SEA ISLE CITY, N.J. (CBS) — A historic church at the Jersey Shore is facing the wrecking ball despite efforts by thousands of parishioners who want it saved. Churchgoers at a Sea Isle City parish are doing battle with church officials in an effort to keep their century-old church building open.
“We were married here. Our children were baptized here,” Tom Henry said.
For more than 75 years, Henry has attended and served St. Joseph’s Catholic Church parish in Sea Isle. Next to the current sanctuary that was built in 2011 is the original 135-year-old church building, which is now in danger of being torn down.
This week, the Diocese of Camden issued what’s called a decree of relegation, meaning the site is no longer considered sacred and can be demolished.
Among their reasons, “St. Joseph parish does not use nor need to use the former church for divine worship because the facility of the newer St. Joesph church, located on the same campus, is adequate and accessible to all parishioners.”
“They lied to us outright that this church would stay if we paid for the new church,” Henry said. “Well, we’re paying for the new church. Now, they come back and say all bets are off.”
A church divided- nearly 2,500 people sign petition to save St Joseph’s Historic Catholic Church building in Sea Isle City as their priest and diocese seek to tear it down. pic.twitter.com/baqbkaUX7i
— Cleve Bryan CBS3 (@CleveBryan) February 14, 2020
It’s not just a handful of people holding onto the past.
An online petition to save the historic church has nearly 2,500 signatures and parishioners raised considerable funds to do restorations.

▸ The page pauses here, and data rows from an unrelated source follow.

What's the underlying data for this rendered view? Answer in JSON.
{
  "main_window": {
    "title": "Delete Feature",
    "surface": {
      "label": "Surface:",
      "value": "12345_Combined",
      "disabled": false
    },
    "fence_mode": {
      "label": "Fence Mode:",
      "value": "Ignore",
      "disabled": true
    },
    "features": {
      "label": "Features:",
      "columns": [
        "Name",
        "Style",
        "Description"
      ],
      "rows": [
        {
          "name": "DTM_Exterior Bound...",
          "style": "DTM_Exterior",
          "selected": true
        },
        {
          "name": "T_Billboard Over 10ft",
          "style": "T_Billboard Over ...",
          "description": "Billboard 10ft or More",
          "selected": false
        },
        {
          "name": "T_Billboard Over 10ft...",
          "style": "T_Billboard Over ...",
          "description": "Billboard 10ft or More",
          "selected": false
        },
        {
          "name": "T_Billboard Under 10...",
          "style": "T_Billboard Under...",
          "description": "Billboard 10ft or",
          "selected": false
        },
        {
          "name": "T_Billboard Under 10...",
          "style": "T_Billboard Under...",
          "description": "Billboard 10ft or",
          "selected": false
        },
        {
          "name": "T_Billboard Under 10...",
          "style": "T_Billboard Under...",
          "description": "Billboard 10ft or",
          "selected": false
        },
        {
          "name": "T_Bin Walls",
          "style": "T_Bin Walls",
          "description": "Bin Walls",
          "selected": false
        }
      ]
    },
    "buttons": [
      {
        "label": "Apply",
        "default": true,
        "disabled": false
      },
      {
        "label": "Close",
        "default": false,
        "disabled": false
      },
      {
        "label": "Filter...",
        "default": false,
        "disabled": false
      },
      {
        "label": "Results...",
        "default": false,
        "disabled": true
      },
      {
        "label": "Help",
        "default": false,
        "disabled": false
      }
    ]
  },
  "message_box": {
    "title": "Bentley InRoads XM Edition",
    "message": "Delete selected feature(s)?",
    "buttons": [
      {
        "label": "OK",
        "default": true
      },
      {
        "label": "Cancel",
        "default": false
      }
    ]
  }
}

“We all raised $2.5 million on the condition that this historic church would stay,” parishioner Mike McHale said.
Painters, plumbers and carpenters have all pledged to do repairs for free, but the priest and diocese would rather demolish the old building in favor of another new facility.
Parishioners say the rift is unhealthy for the congregation.
“There’s a lot of people that aren’t coming to this church anymore,” McHale said.
“We have a lot of people willing to give, but they don’t trust the church anymore,” Henry said, “and that’s a fundamental issue here.”
The priest was not available for comment on Friday.
Parishioners say they’ll take the fight to the Vatican if they have to.